## EXCERPTED DATA:
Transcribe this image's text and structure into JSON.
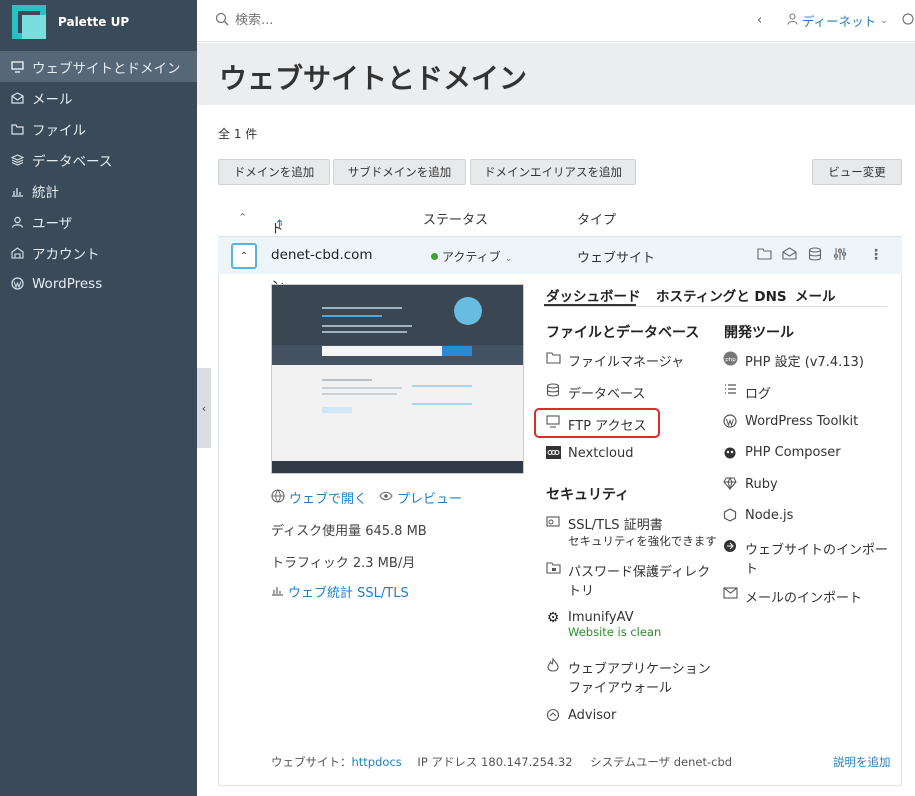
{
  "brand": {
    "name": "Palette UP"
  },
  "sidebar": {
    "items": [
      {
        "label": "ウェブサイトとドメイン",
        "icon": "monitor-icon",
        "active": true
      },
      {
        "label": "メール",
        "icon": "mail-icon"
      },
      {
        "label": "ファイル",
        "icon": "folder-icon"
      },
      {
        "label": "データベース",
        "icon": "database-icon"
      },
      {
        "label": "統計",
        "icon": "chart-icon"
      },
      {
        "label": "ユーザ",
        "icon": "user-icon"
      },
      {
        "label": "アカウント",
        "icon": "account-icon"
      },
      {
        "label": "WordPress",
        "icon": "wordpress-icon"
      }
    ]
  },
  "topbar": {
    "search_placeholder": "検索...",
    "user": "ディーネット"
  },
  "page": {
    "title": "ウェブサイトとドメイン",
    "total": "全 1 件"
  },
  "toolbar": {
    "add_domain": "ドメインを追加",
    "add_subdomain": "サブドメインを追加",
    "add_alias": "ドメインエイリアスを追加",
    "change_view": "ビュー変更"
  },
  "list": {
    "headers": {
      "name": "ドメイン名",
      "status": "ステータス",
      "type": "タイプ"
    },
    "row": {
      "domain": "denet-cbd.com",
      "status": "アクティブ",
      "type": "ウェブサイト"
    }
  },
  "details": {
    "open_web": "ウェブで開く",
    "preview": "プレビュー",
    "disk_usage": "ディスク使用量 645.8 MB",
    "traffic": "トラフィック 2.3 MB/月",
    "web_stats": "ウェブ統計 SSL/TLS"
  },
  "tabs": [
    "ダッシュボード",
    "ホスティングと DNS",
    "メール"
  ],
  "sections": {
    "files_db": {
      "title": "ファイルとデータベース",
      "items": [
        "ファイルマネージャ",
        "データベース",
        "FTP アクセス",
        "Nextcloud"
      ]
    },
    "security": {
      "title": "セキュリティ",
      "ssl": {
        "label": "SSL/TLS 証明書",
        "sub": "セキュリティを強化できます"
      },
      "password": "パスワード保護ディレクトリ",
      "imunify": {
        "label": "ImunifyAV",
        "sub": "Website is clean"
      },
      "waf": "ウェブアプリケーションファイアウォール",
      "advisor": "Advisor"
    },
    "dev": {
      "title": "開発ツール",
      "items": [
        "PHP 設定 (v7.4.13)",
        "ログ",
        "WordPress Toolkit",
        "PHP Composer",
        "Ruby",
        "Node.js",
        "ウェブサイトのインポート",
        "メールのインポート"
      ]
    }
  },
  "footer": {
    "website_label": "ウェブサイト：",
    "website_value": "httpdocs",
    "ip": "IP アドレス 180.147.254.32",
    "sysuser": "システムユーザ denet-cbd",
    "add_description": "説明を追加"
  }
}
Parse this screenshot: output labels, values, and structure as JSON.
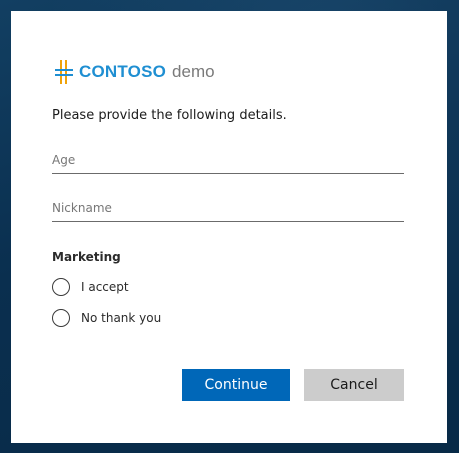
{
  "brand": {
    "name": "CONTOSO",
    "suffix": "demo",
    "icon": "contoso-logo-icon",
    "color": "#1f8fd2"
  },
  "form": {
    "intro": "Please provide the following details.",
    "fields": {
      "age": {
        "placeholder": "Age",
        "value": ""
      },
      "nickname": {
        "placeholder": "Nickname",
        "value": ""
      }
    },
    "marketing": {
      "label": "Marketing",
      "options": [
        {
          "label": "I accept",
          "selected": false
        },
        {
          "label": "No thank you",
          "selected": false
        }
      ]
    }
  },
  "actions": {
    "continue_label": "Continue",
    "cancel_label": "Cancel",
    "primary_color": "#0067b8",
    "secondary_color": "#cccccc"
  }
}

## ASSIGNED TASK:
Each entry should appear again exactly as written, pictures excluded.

## RESPONSE AREA:
Transcribe this image's text and structure into JSON.
{
  "brand": {
    "name": "Palette UP"
  },
  "sidebar": {
    "items": [
      {
        "label": "ウェブサイトとドメイン",
        "icon": "monitor-icon",
        "active": true
      },
      {
        "label": "メール",
        "icon": "mail-icon"
      },
      {
        "label": "ファイル",
        "icon": "folder-icon"
      },
      {
        "label": "データベース",
        "icon": "database-icon"
      },
      {
        "label": "統計",
        "icon": "chart-icon"
      },
      {
        "label": "ユーザ",
        "icon": "user-icon"
      },
      {
        "label": "アカウント",
        "icon": "account-icon"
      },
      {
        "label": "WordPress",
        "icon": "wordpress-icon"
      }
    ]
  },
  "topbar": {
    "search_placeholder": "検索...",
    "user": "ディーネット"
  },
  "page": {
    "title": "ウェブサイトとドメイン",
    "total": "全 1 件"
  },
  "toolbar": {
    "add_domain": "ドメインを追加",
    "add_subdomain": "サブドメインを追加",
    "add_alias": "ドメインエイリアスを追加",
    "change_view": "ビュー変更"
  },
  "list": {
    "headers": {
      "name": "ドメイン名",
      "status": "ステータス",
      "type": "タイプ"
    },
    "row": {
      "domain": "denet-cbd.com",
      "status": "アクティブ",
      "type": "ウェブサイト"
    }
  },
  "details": {
    "open_web": "ウェブで開く",
    "preview": "プレビュー",
    "disk_usage": "ディスク使用量 645.8 MB",
    "traffic": "トラフィック 2.3 MB/月",
    "web_stats": "ウェブ統計 SSL/TLS"
  },
  "tabs": [
    "ダッシュボード",
    "ホスティングと DNS",
    "メール"
  ],
  "sections": {
    "files_db": {
      "title": "ファイルとデータベース",
      "items": [
        "ファイルマネージャ",
        "データベース",
        "FTP アクセス",
        "Nextcloud"
      ]
    },
    "security": {
      "title": "セキュリティ",
      "ssl": {
        "label": "SSL/TLS 証明書",
        "sub": "セキュリティを強化できます"
      },
      "password": "パスワード保護ディレクトリ",
      "imunify": {
        "label": "ImunifyAV",
        "sub": "Website is clean"
      },
      "waf": "ウェブアプリケーションファイアウォール",
      "advisor": "Advisor"
    },
    "dev": {
      "title": "開発ツール",
      "items": [
        "PHP 設定 (v7.4.13)",
        "ログ",
        "WordPress Toolkit",
        "PHP Composer",
        "Ruby",
        "Node.js",
        "ウェブサイトのインポート",
        "メールのインポート"
      ]
    }
  },
  "footer": {
    "website_label": "ウェブサイト：",
    "website_value": "httpdocs",
    "ip": "IP アドレス 180.147.254.32",
    "sysuser": "システムユーザ denet-cbd",
    "add_description": "説明を追加"
  }
}
Parse this screenshot: output labels, values, and structure as JSON.
{
  "brand": {
    "name": "CONTOSO",
    "suffix": "demo",
    "icon": "contoso-logo-icon",
    "color": "#1f8fd2"
  },
  "form": {
    "intro": "Please provide the following details.",
    "fields": {
      "age": {
        "placeholder": "Age",
        "value": ""
      },
      "nickname": {
        "placeholder": "Nickname",
        "value": ""
      }
    },
    "marketing": {
      "label": "Marketing",
      "options": [
        {
          "label": "I accept",
          "selected": false
        },
        {
          "label": "No thank you",
          "selected": false
        }
      ]
    }
  },
  "actions": {
    "continue_label": "Continue",
    "cancel_label": "Cancel",
    "primary_color": "#0067b8",
    "secondary_color": "#cccccc"
  }
}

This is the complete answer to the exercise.